Exercise data Block Start
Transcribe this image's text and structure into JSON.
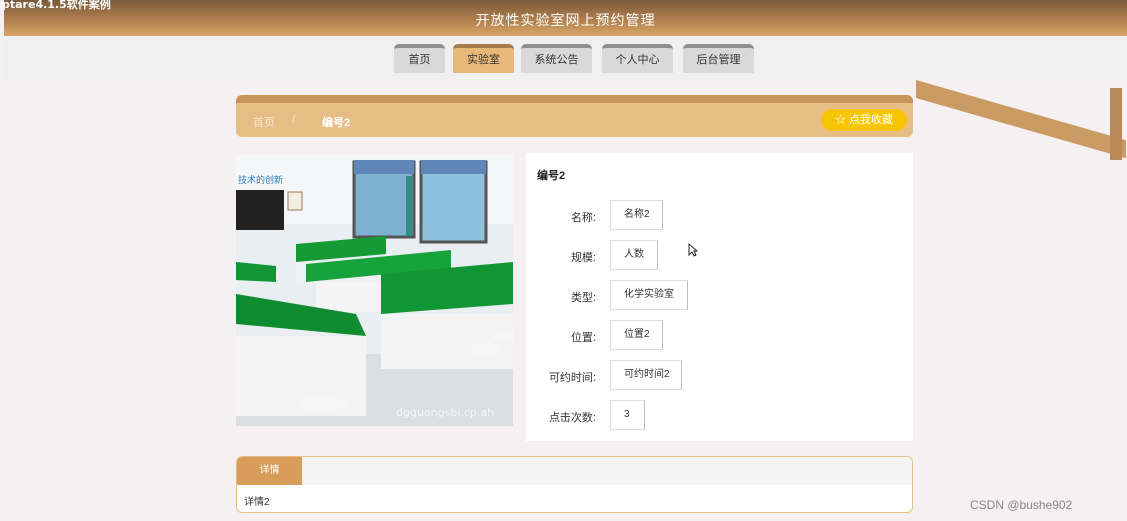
{
  "window": {
    "corner_text": "ptare4.1.5软件案例"
  },
  "header": {
    "site_title": "开放性实验室网上预约管理"
  },
  "nav": {
    "items": [
      "首页",
      "实验室",
      "系统公告",
      "个人中心",
      "后台管理"
    ],
    "active_index": 1
  },
  "breadcrumb": {
    "home": "首页",
    "separator": "/",
    "current": "编号2"
  },
  "actions": {
    "favorite_label": "☆ 点我收藏"
  },
  "lab": {
    "card_title": "编号2",
    "photo_caption": "技术的创新",
    "photo_watermark": "dgguangsbi.cp.ah",
    "fields": [
      {
        "label": "名称:",
        "value": "名称2"
      },
      {
        "label": "规模:",
        "value": "人数"
      },
      {
        "label": "类型:",
        "value": "化学实验室"
      },
      {
        "label": "位置:",
        "value": "位置2"
      },
      {
        "label": "可约时间:",
        "value": "可约时间2"
      },
      {
        "label": "点击次数:",
        "value": "3"
      }
    ]
  },
  "details": {
    "tab_label": "详情",
    "content": "详情2"
  },
  "watermark": "CSDN @bushe902",
  "colors": {
    "header_brown": "#b07f4e",
    "accent_tan": "#e7bd86",
    "favorite_yellow": "#f7c600",
    "active_tab": "#e8b77a"
  }
}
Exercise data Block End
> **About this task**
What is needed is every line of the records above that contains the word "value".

> **Exercise solution**
        "value": "名称2"
        "value": "人数"
        "value": "化学实验室"
        "value": "位置2"
        "value": "可约时间2"
        "value": "3"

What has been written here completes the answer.